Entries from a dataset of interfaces

·····

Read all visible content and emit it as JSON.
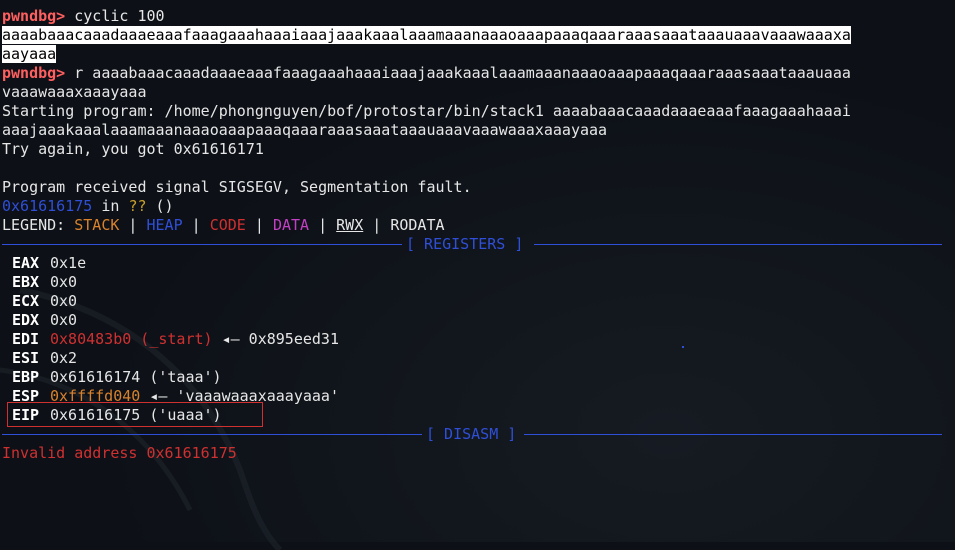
{
  "prompt": "pwndbg>",
  "top_partial": "pwndbg> cyclic 100",
  "lines": {
    "cmd1": " cyclic 100",
    "cyclic_out1": "aaaabaaacaaadaaaeaaafaaagaaahaaaiaaajaaakaaalaaamaaanaaaoaaapaaaqaaaraaasaaataaauaaavaaawaaaxa",
    "cyclic_out2": "aayaaa",
    "cmd2": " r aaaabaaacaaadaaaeaaafaaagaaahaaaiaaajaaakaaalaaamaaanaaaoaaapaaaqaaaraaasaaataaauaaa",
    "cmd2_cont": "vaaawaaaxaaayaaa",
    "start1": "Starting program: /home/phongnguyen/bof/protostar/bin/stack1 aaaabaaacaaadaaaeaaafaaagaaahaaai",
    "start2": "aaajaaakaaalaaamaaanaaaoaaapaaaqaaaraaasaaataaauaaavaaawaaaxaaayaaa",
    "tryagain": "Try again, you got 0x61616171",
    "blank": "",
    "signal": "Program received signal SIGSEGV, Segmentation fault.",
    "fault_addr": "0x61616175",
    "fault_in": " in ",
    "fault_qq": "??",
    "fault_paren": " ()"
  },
  "legend": {
    "label": "LEGEND: ",
    "stack": "STACK",
    "heap": "HEAP",
    "code": "CODE",
    "data": "DATA",
    "rwx": "RWX",
    "rodata": "RODATA",
    "pipe": " | "
  },
  "sections": {
    "registers": "[ REGISTERS ]",
    "disasm": "[ DISASM ]"
  },
  "registers": [
    {
      "name": "EAX",
      "value": "0x1e",
      "extra": ""
    },
    {
      "name": "EBX",
      "value": "0x0",
      "extra": ""
    },
    {
      "name": "ECX",
      "value": "0x0",
      "extra": ""
    },
    {
      "name": "EDX",
      "value": "0x0",
      "extra": ""
    },
    {
      "name": "EDI",
      "value": "0x80483b0 (_start)",
      "extra": " ◂— 0x895eed31"
    },
    {
      "name": "ESI",
      "value": "0x2",
      "extra": ""
    },
    {
      "name": "EBP",
      "value": "0x61616174 ('taaa')",
      "extra": ""
    },
    {
      "name": "ESP",
      "value": "0xffffd040",
      "extra": " ◂— 'vaaawaaaxaaayaaa'"
    },
    {
      "name": "EIP",
      "value": "0x61616175 ('uaaa')",
      "extra": ""
    }
  ],
  "disasm_msg": "Invalid address 0x61616175",
  "colors": {
    "prompt": "#ff5f5f",
    "blue": "#2f4fd8",
    "stack": "#d9822b",
    "code": "#d03030",
    "data": "#c33fc3",
    "background": "#0d1117"
  }
}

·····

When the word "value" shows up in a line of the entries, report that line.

# [WRITTEN ANSWER]
      "value": "0x1e",
      "value": "0x0",
      "value": "0x0",
      "value": "0x0",
      "value": "0x80483b0 (_start)",
      "value": "0x2",
      "value": "0x61616174 ('taaa')",
      "value": "0xffffd040",
      "value": "0x61616175 ('uaaa')",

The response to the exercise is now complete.